In abortions that take place later in pregnancy, which would be legalized in New York by the abortion-expanding Women’s Equality Act, often babies are killed by sliding a needle filled with a chemical agent, such as digoxin, into the beating heart, before being delivered.
The New York Times' firing last week of its first-ever female executive editor Jill Abramson was cited by advocates and lawmakers as a reason for reintroducing the Women's Equality Act, the AP added.
As for the late-term abortion measure, advocates said it's simply matching 1970 state law with the less restrictive Roe v. Wade decision of 1973 to quell their fear that federal law will be struck down, the AP said, adding that supporters said it would do nothing to change abortion as now practiced.
A poll conducted by McLaughlin and Associates last year found that 79.5% of New Yorkers oppose allowing unlimited abortion rights through the ninth month of pregnancy, LifeNews added.

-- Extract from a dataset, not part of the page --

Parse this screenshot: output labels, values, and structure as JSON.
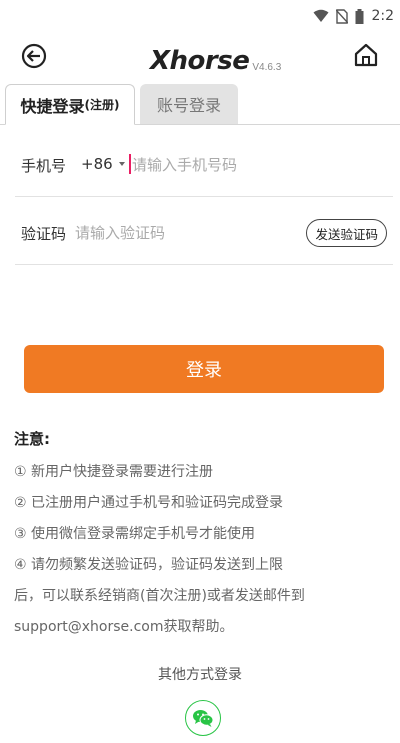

The senate's minority conference said breaking apart the package to vote on bills individually isn't an option, the AP reported.